[App and web page records]
=== Section Start ===

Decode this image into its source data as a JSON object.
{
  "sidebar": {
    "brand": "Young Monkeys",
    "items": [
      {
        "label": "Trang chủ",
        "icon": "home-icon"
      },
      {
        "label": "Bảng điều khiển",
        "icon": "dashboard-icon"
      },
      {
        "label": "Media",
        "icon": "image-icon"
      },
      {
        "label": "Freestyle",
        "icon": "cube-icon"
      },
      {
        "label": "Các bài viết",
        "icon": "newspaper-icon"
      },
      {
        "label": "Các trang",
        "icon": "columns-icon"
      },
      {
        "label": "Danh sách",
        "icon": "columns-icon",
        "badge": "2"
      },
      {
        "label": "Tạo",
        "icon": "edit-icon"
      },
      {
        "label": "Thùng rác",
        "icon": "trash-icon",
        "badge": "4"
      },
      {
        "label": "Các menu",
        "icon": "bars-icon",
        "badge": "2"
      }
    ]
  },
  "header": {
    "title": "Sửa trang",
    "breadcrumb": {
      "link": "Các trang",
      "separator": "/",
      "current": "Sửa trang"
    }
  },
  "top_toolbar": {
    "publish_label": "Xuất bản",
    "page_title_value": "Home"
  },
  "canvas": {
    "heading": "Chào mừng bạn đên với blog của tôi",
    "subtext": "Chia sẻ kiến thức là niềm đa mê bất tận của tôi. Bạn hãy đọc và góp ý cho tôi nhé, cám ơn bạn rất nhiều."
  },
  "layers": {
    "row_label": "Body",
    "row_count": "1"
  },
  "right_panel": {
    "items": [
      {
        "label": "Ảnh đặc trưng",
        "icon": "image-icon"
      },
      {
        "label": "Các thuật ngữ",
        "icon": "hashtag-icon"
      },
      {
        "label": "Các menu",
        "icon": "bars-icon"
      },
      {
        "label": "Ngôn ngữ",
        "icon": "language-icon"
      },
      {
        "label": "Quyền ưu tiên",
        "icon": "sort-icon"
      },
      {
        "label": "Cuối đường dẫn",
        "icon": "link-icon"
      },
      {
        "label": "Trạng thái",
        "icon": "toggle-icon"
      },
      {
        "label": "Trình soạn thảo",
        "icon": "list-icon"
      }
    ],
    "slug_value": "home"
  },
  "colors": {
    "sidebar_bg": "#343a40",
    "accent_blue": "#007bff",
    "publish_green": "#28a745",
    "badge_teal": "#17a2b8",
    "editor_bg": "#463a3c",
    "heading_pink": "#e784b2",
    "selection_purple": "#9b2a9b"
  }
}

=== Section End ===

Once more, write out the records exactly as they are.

» **SOLUTION**
Decode this image into its source data as a JSON object.
{
  "sidebar": {
    "brand": "Young Monkeys",
    "items": [
      {
        "label": "Trang chủ",
        "icon": "home-icon"
      },
      {
        "label": "Bảng điều khiển",
        "icon": "dashboard-icon"
      },
      {
        "label": "Media",
        "icon": "image-icon"
      },
      {
        "label": "Freestyle",
        "icon": "cube-icon"
      },
      {
        "label": "Các bài viết",
        "icon": "newspaper-icon"
      },
      {
        "label": "Các trang",
        "icon": "columns-icon"
      },
      {
        "label": "Danh sách",
        "icon": "columns-icon",
        "badge": "2"
      },
      {
        "label": "Tạo",
        "icon": "edit-icon"
      },
      {
        "label": "Thùng rác",
        "icon": "trash-icon",
        "badge": "4"
      },
      {
        "label": "Các menu",
        "icon": "bars-icon",
        "badge": "2"
      }
    ]
  },
  "header": {
    "title": "Sửa trang",
    "breadcrumb": {
      "link": "Các trang",
      "separator": "/",
      "current": "Sửa trang"
    }
  },
  "top_toolbar": {
    "publish_label": "Xuất bản",
    "page_title_value": "Home"
  },
  "canvas": {
    "heading": "Chào mừng bạn đên với blog của tôi",
    "subtext": "Chia sẻ kiến thức là niềm đa mê bất tận của tôi. Bạn hãy đọc và góp ý cho tôi nhé, cám ơn bạn rất nhiều."
  },
  "layers": {
    "row_label": "Body",
    "row_count": "1"
  },
  "right_panel": {
    "items": [
      {
        "label": "Ảnh đặc trưng",
        "icon": "image-icon"
      },
      {
        "label": "Các thuật ngữ",
        "icon": "hashtag-icon"
      },
      {
        "label": "Các menu",
        "icon": "bars-icon"
      },
      {
        "label": "Ngôn ngữ",
        "icon": "language-icon"
      },
      {
        "label": "Quyền ưu tiên",
        "icon": "sort-icon"
      },
      {
        "label": "Cuối đường dẫn",
        "icon": "link-icon"
      },
      {
        "label": "Trạng thái",
        "icon": "toggle-icon"
      },
      {
        "label": "Trình soạn thảo",
        "icon": "list-icon"
      }
    ],
    "slug_value": "home"
  },
  "colors": {
    "sidebar_bg": "#343a40",
    "accent_blue": "#007bff",
    "publish_green": "#28a745",
    "badge_teal": "#17a2b8",
    "editor_bg": "#463a3c",
    "heading_pink": "#e784b2",
    "selection_purple": "#9b2a9b"
  }
}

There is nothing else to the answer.